Supplied records below:

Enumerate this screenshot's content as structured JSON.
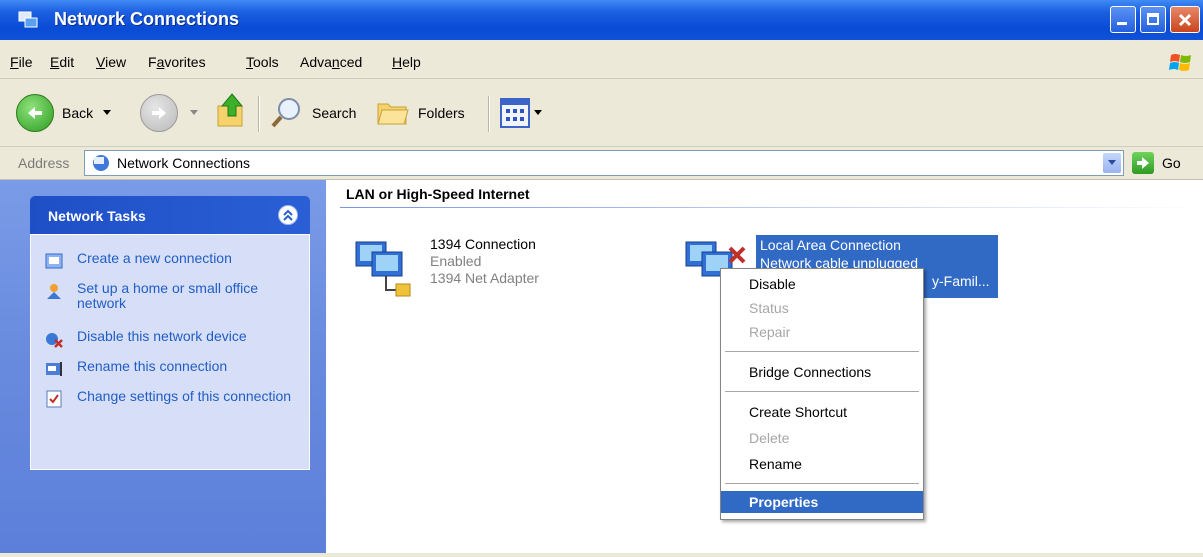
{
  "window": {
    "title": "Network Connections"
  },
  "menu": [
    {
      "label": "File",
      "mnemonic": "F"
    },
    {
      "label": "Edit",
      "mnemonic": "E"
    },
    {
      "label": "View",
      "mnemonic": "V"
    },
    {
      "label": "Favorites",
      "mnemonic": "a"
    },
    {
      "label": "Tools",
      "mnemonic": "T"
    },
    {
      "label": "Advanced",
      "mnemonic": "n"
    },
    {
      "label": "Help",
      "mnemonic": "H"
    }
  ],
  "toolbar": {
    "back_label": "Back",
    "search_label": "Search",
    "folders_label": "Folders"
  },
  "address": {
    "label": "Address",
    "value": "Network Connections",
    "go_label": "Go"
  },
  "tasks": {
    "title": "Network Tasks",
    "items": [
      {
        "label": "Create a new connection",
        "icon": "new-connection-icon"
      },
      {
        "label": "Set up a home or small office network",
        "icon": "home-network-icon"
      },
      {
        "label": "Disable this network device",
        "icon": "disable-device-icon"
      },
      {
        "label": "Rename this connection",
        "icon": "rename-icon"
      },
      {
        "label": "Change settings of this connection",
        "icon": "settings-icon"
      }
    ]
  },
  "content": {
    "group_title": "LAN or High-Speed Internet",
    "connections": [
      {
        "name": "1394 Connection",
        "status": "Enabled",
        "device": "1394 Net Adapter"
      },
      {
        "name": "Local Area Connection",
        "status": "Network cable unplugged",
        "device": "y-Famil..."
      }
    ]
  },
  "context_menu": {
    "items": [
      {
        "label": "Disable",
        "enabled": true
      },
      {
        "label": "Status",
        "enabled": false
      },
      {
        "label": "Repair",
        "enabled": false
      },
      {
        "label": "Bridge Connections",
        "enabled": true
      },
      {
        "label": "Create Shortcut",
        "enabled": true
      },
      {
        "label": "Delete",
        "enabled": false
      },
      {
        "label": "Rename",
        "enabled": true
      },
      {
        "label": "Properties",
        "enabled": true,
        "default": true,
        "highlighted": true
      }
    ]
  },
  "colors": {
    "titlebar": "#0a4bd6",
    "selection": "#316ac5",
    "task_link": "#215dc6",
    "taskpane": "#6688dd"
  }
}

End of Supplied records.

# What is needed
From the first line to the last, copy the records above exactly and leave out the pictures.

# Output of the task
Enumerate this screenshot's content as structured JSON.
{
  "window": {
    "title": "Network Connections"
  },
  "menu": [
    {
      "label": "File",
      "mnemonic": "F"
    },
    {
      "label": "Edit",
      "mnemonic": "E"
    },
    {
      "label": "View",
      "mnemonic": "V"
    },
    {
      "label": "Favorites",
      "mnemonic": "a"
    },
    {
      "label": "Tools",
      "mnemonic": "T"
    },
    {
      "label": "Advanced",
      "mnemonic": "n"
    },
    {
      "label": "Help",
      "mnemonic": "H"
    }
  ],
  "toolbar": {
    "back_label": "Back",
    "search_label": "Search",
    "folders_label": "Folders"
  },
  "address": {
    "label": "Address",
    "value": "Network Connections",
    "go_label": "Go"
  },
  "tasks": {
    "title": "Network Tasks",
    "items": [
      {
        "label": "Create a new connection",
        "icon": "new-connection-icon"
      },
      {
        "label": "Set up a home or small office network",
        "icon": "home-network-icon"
      },
      {
        "label": "Disable this network device",
        "icon": "disable-device-icon"
      },
      {
        "label": "Rename this connection",
        "icon": "rename-icon"
      },
      {
        "label": "Change settings of this connection",
        "icon": "settings-icon"
      }
    ]
  },
  "content": {
    "group_title": "LAN or High-Speed Internet",
    "connections": [
      {
        "name": "1394 Connection",
        "status": "Enabled",
        "device": "1394 Net Adapter"
      },
      {
        "name": "Local Area Connection",
        "status": "Network cable unplugged",
        "device": "y-Famil..."
      }
    ]
  },
  "context_menu": {
    "items": [
      {
        "label": "Disable",
        "enabled": true
      },
      {
        "label": "Status",
        "enabled": false
      },
      {
        "label": "Repair",
        "enabled": false
      },
      {
        "label": "Bridge Connections",
        "enabled": true
      },
      {
        "label": "Create Shortcut",
        "enabled": true
      },
      {
        "label": "Delete",
        "enabled": false
      },
      {
        "label": "Rename",
        "enabled": true
      },
      {
        "label": "Properties",
        "enabled": true,
        "default": true,
        "highlighted": true
      }
    ]
  },
  "colors": {
    "titlebar": "#0a4bd6",
    "selection": "#316ac5",
    "task_link": "#215dc6",
    "taskpane": "#6688dd"
  }
}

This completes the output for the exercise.